__Requirement__.
What you return should be each line of the data containing the string "JSON".

__Task data__.

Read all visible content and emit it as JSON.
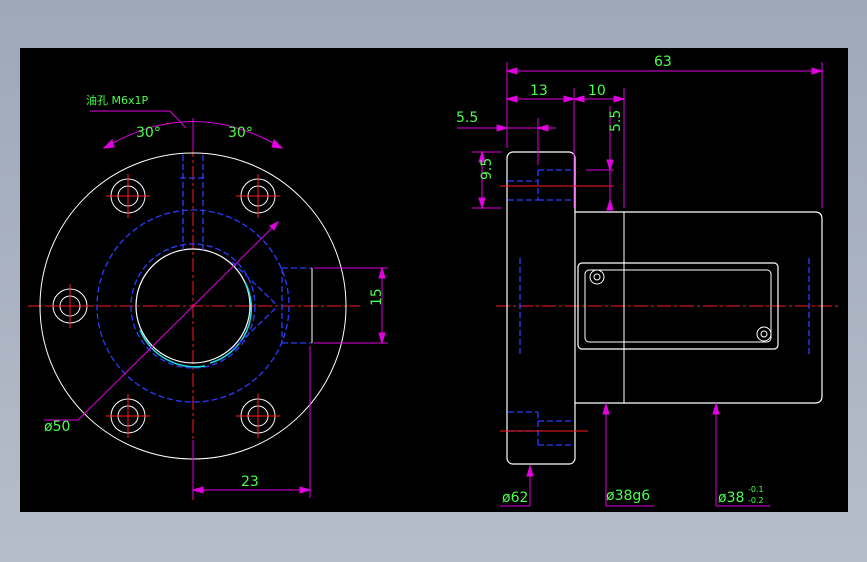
{
  "colors": {
    "background": "#000000",
    "outline": "#ffffff",
    "hidden": "#2a3cff",
    "centerline": "#ff1a1a",
    "dimension": "#e000e0",
    "dimension_text": "#4cff4c",
    "cyan_arc": "#22dddd"
  },
  "front_view": {
    "oil_hole_note": "油孔 M6x1P",
    "angle_left": "30°",
    "angle_right": "30°",
    "dia_pcd": "ø50",
    "dim_flat": "15",
    "dim_offset": "23"
  },
  "side_view": {
    "dim_total": "63",
    "dim_flange": "13",
    "dim_step": "10",
    "dim_hole_pos": "5.5",
    "dim_hole_depth": "5.5",
    "dim_counterbore": "9.5",
    "dia_flange": "ø62",
    "dia_body": "ø38g6",
    "dia_nut": "ø38",
    "tol_upper": "-0.1",
    "tol_lower": "-0.2"
  }
}
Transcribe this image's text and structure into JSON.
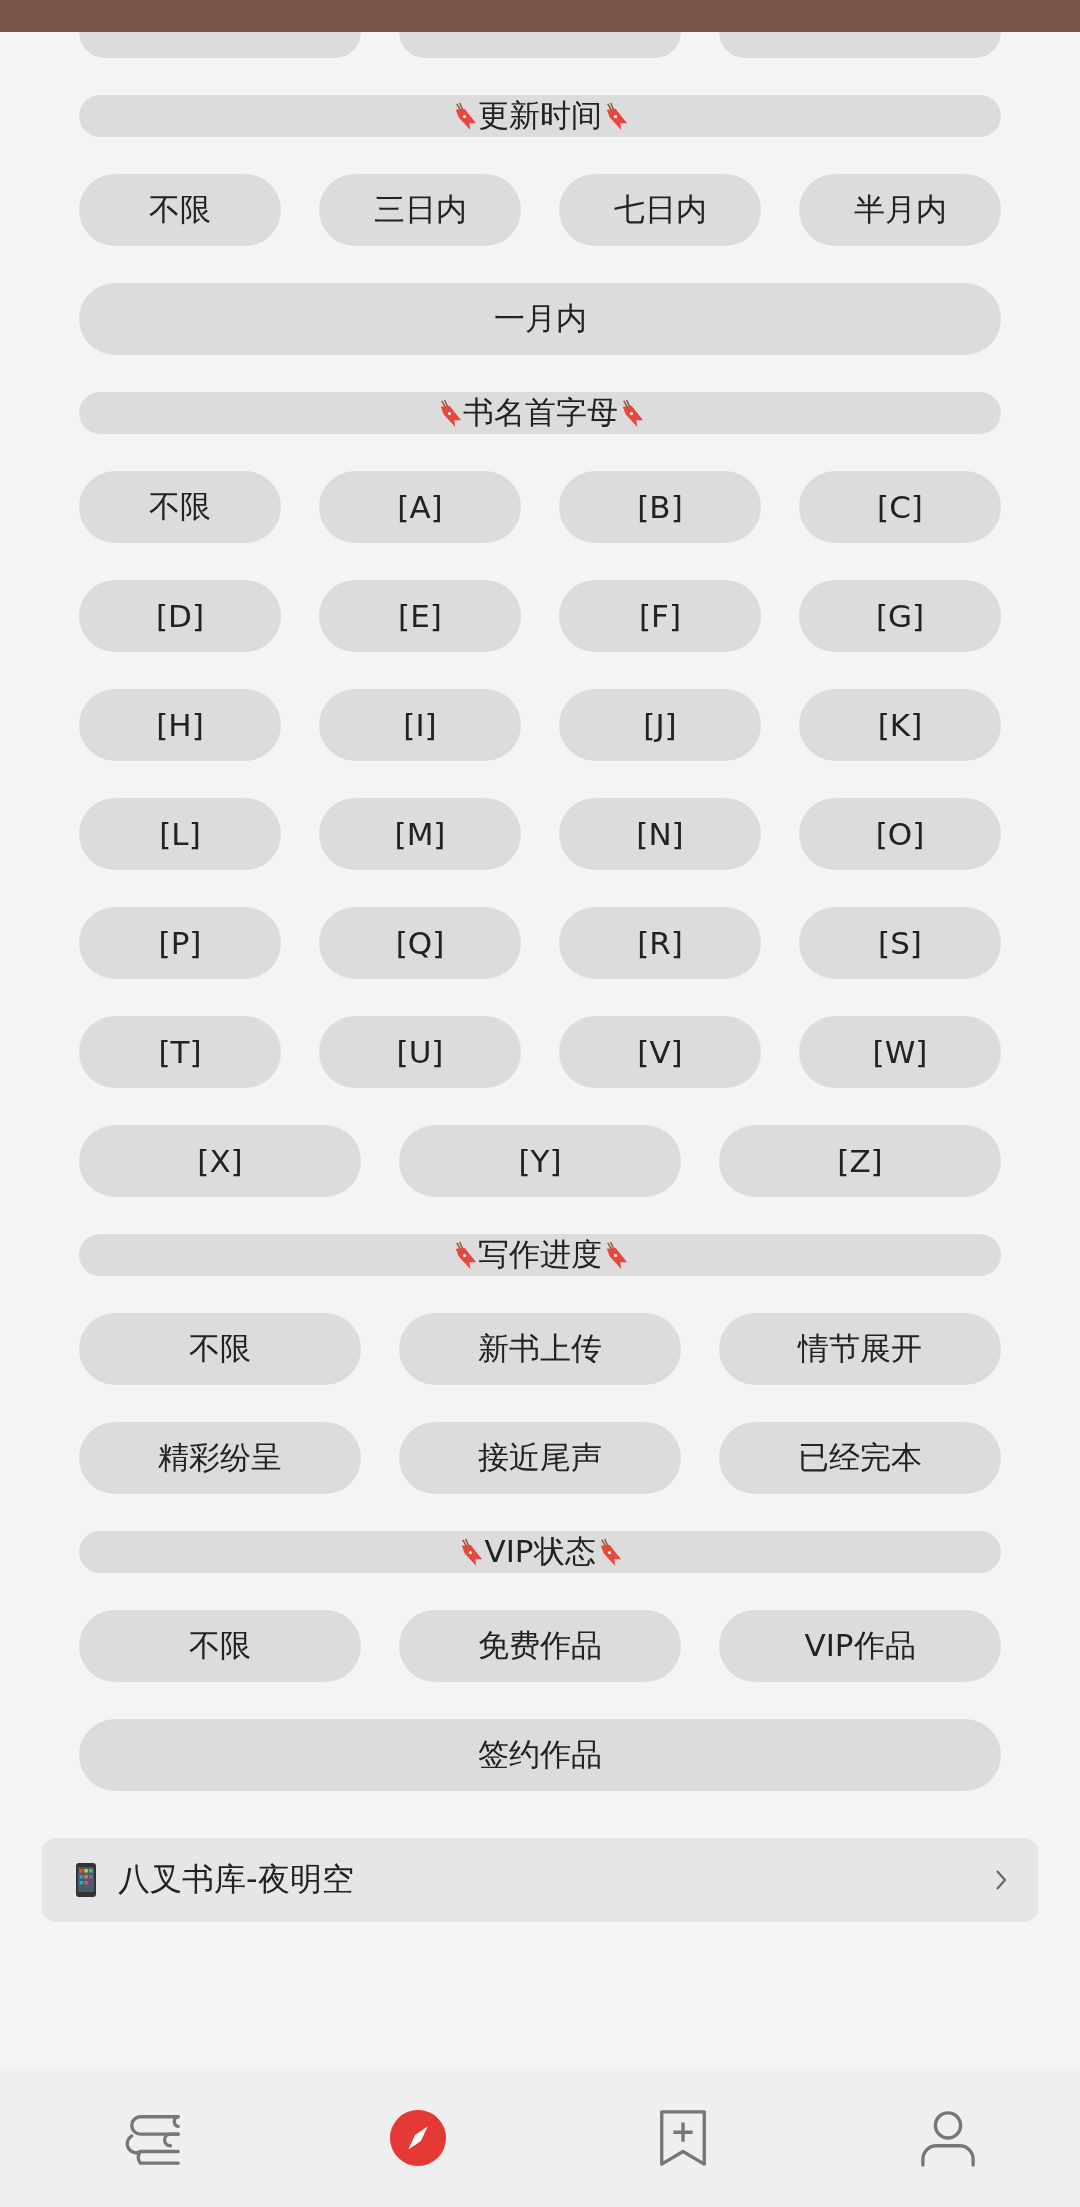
{
  "groups": [
    {
      "title": "更新时间",
      "rows": [
        [
          "不限",
          "三日内",
          "七日内",
          "半月内"
        ]
      ],
      "wide_option": "一月内"
    },
    {
      "title": "书名首字母",
      "rows": [
        [
          "不限",
          "[A]",
          "[B]",
          "[C]"
        ],
        [
          "[D]",
          "[E]",
          "[F]",
          "[G]"
        ],
        [
          "[H]",
          "[I]",
          "[J]",
          "[K]"
        ],
        [
          "[L]",
          "[M]",
          "[N]",
          "[O]"
        ],
        [
          "[P]",
          "[Q]",
          "[R]",
          "[S]"
        ],
        [
          "[T]",
          "[U]",
          "[V]",
          "[W]"
        ],
        [
          "[X]",
          "[Y]",
          "[Z]"
        ]
      ]
    },
    {
      "title": "写作进度",
      "rows": [
        [
          "不限",
          "新书上传",
          "情节展开"
        ],
        [
          "精彩纷呈",
          "接近尾声",
          "已经完本"
        ]
      ]
    },
    {
      "title": "VIP状态",
      "rows": [
        [
          "不限",
          "免费作品",
          "VIP作品"
        ]
      ],
      "wide_option": "签约作品"
    }
  ],
  "source_link": {
    "label": "八叉书库-夜明空"
  },
  "nav": [
    {
      "kind": "books",
      "selected": false
    },
    {
      "kind": "discover",
      "selected": true
    },
    {
      "kind": "bookmark",
      "selected": false
    },
    {
      "kind": "profile",
      "selected": false
    }
  ]
}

__Expected answer__.
Read all visible content and emit it as JSON.
Transcribe this image's text and structure into JSON.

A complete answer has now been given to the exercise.